» PROBLEM TO SOLVE
Once every line in the data below has been checked for "способности", give the number of lines that hold it, and only that.

» Data records for software interfaces
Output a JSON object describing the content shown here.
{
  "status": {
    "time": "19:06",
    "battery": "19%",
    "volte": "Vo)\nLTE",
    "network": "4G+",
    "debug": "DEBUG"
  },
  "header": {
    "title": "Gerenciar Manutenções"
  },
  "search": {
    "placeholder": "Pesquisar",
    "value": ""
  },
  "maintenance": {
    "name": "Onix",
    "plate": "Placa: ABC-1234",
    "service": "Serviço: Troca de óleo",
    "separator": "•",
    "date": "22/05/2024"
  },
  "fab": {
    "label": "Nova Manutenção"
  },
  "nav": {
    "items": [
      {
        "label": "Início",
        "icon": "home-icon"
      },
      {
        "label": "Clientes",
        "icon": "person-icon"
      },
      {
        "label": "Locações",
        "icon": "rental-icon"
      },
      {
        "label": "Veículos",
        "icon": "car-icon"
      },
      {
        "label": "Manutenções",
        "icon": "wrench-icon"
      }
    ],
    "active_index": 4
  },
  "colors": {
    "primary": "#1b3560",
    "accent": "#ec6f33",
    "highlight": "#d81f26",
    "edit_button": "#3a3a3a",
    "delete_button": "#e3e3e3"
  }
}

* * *

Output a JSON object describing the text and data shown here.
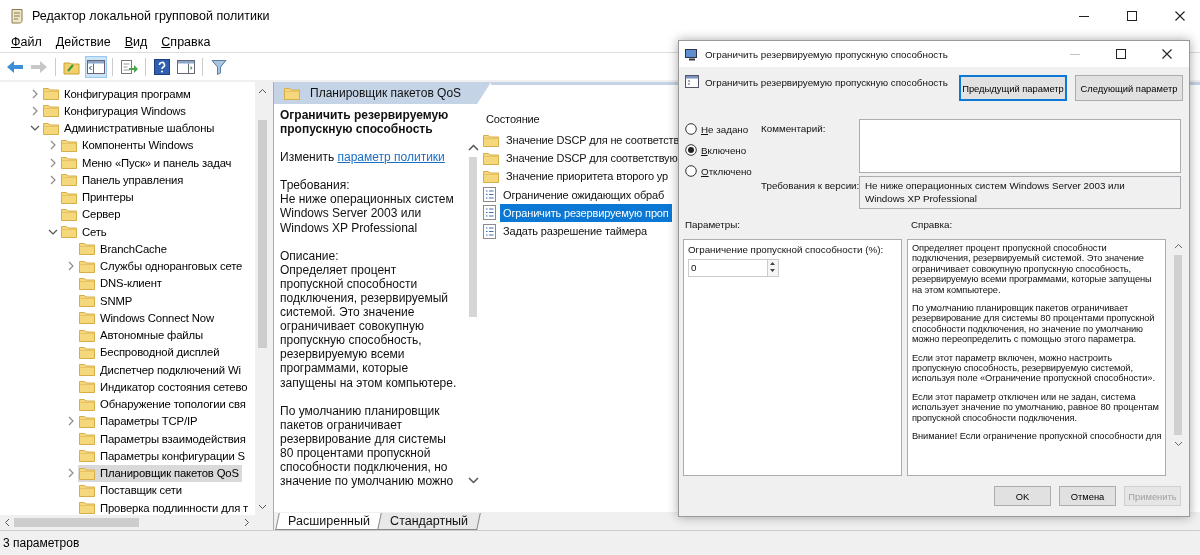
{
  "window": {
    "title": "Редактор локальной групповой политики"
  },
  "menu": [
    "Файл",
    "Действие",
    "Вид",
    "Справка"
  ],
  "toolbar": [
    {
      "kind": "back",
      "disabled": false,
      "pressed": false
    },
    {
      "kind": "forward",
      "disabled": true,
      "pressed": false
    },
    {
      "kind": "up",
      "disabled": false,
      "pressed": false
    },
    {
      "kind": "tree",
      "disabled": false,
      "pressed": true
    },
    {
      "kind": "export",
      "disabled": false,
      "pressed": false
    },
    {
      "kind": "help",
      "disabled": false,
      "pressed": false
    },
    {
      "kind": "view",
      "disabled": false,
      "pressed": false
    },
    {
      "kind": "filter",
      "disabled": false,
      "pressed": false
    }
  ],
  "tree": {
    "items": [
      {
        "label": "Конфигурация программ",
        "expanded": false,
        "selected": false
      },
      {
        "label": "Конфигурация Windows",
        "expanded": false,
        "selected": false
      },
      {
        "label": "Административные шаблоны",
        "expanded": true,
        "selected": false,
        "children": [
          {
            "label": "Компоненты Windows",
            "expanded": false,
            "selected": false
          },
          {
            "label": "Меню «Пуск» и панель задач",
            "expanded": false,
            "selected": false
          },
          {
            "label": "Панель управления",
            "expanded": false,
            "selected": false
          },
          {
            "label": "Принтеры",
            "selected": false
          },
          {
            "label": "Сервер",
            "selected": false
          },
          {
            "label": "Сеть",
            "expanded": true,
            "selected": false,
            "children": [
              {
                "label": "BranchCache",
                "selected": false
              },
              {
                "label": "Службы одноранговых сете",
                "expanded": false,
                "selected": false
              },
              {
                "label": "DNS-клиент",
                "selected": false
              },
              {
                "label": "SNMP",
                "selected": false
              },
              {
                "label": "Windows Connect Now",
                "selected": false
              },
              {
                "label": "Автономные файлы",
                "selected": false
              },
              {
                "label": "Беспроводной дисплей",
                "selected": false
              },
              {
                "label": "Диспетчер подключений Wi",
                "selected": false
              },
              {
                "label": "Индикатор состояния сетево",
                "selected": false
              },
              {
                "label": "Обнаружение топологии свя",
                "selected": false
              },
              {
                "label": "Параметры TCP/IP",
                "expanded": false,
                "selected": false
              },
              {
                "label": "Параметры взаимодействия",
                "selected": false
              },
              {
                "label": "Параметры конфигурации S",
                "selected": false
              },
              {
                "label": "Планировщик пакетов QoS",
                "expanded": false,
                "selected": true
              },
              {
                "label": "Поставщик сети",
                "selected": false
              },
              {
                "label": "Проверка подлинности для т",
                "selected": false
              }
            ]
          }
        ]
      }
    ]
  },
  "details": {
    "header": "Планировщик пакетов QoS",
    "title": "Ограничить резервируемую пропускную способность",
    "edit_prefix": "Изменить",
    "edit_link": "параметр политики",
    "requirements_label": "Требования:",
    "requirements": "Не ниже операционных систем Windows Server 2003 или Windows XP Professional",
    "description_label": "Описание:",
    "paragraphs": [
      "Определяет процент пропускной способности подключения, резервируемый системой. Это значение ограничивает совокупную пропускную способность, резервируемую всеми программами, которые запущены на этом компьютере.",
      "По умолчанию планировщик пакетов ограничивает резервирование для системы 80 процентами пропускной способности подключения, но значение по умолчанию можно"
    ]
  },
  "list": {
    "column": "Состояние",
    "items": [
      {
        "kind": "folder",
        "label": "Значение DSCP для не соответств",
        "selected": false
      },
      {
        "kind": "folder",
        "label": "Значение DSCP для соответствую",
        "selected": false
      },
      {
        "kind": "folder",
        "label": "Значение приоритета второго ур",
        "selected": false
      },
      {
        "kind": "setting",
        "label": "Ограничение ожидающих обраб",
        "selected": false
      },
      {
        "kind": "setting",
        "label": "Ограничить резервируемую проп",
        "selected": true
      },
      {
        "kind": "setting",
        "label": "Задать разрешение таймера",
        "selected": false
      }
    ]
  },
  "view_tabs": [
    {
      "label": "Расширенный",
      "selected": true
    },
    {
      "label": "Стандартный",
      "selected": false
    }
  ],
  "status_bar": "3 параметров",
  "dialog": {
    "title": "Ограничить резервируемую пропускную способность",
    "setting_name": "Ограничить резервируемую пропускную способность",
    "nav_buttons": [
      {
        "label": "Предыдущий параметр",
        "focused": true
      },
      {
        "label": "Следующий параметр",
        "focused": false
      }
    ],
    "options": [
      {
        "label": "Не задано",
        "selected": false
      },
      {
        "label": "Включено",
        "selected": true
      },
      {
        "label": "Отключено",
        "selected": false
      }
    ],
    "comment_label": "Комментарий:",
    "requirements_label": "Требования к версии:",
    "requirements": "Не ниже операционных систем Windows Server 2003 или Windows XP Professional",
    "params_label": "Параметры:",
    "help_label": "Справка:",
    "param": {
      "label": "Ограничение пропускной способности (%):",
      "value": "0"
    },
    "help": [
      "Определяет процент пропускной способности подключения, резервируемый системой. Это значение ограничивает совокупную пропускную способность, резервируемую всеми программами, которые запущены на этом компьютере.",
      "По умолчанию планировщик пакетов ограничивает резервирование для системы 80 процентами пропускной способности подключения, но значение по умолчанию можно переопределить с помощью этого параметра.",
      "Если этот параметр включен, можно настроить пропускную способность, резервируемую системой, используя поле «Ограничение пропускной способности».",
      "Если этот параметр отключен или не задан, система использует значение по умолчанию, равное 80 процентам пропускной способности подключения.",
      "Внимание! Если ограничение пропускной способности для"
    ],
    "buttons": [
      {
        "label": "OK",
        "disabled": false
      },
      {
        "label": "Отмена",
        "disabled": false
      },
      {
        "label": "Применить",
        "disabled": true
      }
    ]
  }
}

» WRITTEN ANSWER
8